Material provided:
▬▬▬
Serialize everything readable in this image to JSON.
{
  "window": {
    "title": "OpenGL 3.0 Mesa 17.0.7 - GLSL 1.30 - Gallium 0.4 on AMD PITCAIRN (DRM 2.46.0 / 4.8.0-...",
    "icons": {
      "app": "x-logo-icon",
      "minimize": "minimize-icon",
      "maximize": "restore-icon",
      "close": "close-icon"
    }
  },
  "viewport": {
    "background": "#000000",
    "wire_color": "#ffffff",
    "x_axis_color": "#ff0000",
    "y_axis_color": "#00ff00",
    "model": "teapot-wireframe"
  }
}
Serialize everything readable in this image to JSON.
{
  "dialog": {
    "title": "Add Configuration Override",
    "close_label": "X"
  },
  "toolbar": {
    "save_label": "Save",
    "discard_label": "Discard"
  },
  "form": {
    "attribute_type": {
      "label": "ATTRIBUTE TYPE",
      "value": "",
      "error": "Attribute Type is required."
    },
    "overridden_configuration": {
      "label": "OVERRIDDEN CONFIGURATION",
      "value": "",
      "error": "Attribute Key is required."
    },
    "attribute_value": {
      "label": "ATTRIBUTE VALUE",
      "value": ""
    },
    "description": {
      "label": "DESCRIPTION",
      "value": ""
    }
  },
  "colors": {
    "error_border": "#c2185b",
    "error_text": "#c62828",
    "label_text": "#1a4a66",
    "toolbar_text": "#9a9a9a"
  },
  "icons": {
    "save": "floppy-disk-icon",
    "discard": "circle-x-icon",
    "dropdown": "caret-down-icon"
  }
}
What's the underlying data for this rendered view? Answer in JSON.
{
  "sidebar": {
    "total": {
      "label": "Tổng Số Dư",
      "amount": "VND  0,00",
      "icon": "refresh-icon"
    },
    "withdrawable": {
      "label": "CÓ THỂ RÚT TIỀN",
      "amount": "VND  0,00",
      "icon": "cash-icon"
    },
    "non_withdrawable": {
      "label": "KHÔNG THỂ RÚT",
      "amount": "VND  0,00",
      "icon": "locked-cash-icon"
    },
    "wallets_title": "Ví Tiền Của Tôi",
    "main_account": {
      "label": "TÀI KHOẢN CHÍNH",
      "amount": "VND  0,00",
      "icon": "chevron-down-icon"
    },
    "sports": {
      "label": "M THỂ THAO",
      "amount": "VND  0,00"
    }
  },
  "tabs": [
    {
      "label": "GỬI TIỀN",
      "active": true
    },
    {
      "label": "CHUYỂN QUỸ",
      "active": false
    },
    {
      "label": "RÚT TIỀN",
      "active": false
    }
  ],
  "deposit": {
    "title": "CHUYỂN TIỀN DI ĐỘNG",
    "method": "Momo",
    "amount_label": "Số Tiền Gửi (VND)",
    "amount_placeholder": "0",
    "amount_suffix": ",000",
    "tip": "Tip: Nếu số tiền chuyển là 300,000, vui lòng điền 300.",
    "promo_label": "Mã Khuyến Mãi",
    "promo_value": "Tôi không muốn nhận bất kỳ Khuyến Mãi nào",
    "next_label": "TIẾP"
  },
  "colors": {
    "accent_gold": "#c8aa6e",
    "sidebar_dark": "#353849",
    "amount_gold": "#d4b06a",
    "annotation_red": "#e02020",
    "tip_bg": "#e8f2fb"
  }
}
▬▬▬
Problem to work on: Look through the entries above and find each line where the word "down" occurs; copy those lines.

Solution for this exercise:
    "dropdown": "caret-down-icon"
      "icon": "chevron-down-icon"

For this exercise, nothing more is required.